In a sense the award of a production license, the first to be issued in Uganda’s Albertine Graben flagged off the move to producing oil after what many including investors complained had been a long and uncomfortable delay. Uganda first announced its commercial oil discovery in 2006.
This would later be followed by similar announcements by Kenya by the same exploration firms. A senior energy official not long ago told me he received a call from an executive of Tullow oil after Kenya’s discovery saying that Kenya would be the first to produce oil. This may still be the case. Its understood Uganda’s delays were occasioned by the insistence by the government on producing both crude and refined products.
The award of a production license to the Chinese sealed the prospect of refined products by part of the equation. In the past weeks too it emerged also that while the government had agreed to jointly extract crude while refining, a pipeline study, the first definitive one had been conducted by Toyota Tsusho.
As oil production concretizes against new project lines (government ambitiously sets the target at 2018; my own is somewhere around 2022), the current request for proposals must be seen against the situation created by the Chinese. I asked Robert Kasande, the refinery project manager why anyone should expect that despite an open bidding advised by Taylor-Dejongh [which has expensively hired Edelman, one of the most recognizable PR firms to spruce things up] the Chinese would not end up co-owning the refinery? His answer was that the process is open.
“ We are spending a lot of money on this process,” he said. I also put it to him that government political strategy itself was to “mix-up” the national representation of companies such as has been the case upstream with the farm-down that brought in the Chinese company CNOOC and the French giant Total E&P. Kasande said the circumstances were different.
Suffice to say that on the eve of the search for a lead investor close to 5 billion dollars in deals have been signed by Chinese state-owned companies. They include, besides the Kingfisher production license, a package for two dams ( Karuma and Isimba) and an industrial park. The electricity dam deals combined the dams and transmission lines. All of these under what appeared to be very concessionary terms seen by senior government officials leading the negotiations as the best they have had. One key decision maker in the energy and oil sector said “the west is broke so we have turned to China”.
Details of the Karuma-Isimba deal perhaps show why China is Uganda’s new best friend. Out of the 2.2 billion, fifty five percent is on a concessionary interest of 0.5 percent. Of the remaining 45% of the package, eighty percent is a soft loan at 2%. Only twenty percent of the reminder is a commercial loan at 4% to be paid over many years.

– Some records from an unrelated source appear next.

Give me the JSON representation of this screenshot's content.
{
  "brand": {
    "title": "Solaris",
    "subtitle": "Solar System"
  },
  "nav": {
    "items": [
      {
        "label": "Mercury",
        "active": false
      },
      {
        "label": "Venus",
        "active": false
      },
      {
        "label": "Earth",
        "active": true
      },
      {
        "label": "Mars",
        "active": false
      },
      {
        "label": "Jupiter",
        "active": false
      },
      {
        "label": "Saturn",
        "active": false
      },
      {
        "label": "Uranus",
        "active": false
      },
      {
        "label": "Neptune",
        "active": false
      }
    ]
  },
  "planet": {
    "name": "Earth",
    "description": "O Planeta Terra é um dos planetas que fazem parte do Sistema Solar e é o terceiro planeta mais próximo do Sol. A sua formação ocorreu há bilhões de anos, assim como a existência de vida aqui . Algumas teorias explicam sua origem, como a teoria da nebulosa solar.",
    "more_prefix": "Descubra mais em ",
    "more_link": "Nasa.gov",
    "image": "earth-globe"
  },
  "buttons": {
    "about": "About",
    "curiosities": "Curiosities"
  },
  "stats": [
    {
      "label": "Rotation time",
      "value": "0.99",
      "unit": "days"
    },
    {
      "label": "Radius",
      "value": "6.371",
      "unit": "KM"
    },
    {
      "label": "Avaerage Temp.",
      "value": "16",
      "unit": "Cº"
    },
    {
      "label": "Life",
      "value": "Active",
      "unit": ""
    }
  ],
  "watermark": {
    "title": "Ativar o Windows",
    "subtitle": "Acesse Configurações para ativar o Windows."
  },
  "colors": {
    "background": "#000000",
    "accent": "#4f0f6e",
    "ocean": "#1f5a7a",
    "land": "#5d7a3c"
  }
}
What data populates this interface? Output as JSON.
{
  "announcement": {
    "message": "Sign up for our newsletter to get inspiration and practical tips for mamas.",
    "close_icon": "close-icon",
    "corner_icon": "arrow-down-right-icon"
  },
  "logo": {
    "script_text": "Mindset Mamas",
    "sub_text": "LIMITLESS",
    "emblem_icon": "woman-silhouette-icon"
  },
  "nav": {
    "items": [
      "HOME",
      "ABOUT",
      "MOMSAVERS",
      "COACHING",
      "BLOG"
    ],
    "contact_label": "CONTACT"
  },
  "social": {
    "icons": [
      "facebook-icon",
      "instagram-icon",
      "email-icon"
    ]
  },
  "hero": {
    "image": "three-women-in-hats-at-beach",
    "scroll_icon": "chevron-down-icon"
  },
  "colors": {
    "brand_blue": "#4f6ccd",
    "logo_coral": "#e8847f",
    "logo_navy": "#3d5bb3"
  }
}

One aspect of China’s work method is that unlike previous public works that trickled in through governance rich processes backed by western embassies, think tanks, NGO’s, the IMF-World Bank, IFC etc, they are negotiated politically and bilaterally.
This creates an opacity, which Chinese officials can exploit, and which has long been preferred by the corruption plagued Uganda government.
What goes beyond this is that sovereign wealth funds in the control of the Chinese government and accessible to government’s like that of Uganda are in fact better money. They are flexible and long term. And cheaper. With Chinese money and Chinese companies- Beijing has an upper hand.
So it should not be surprising that Chinese firms come up top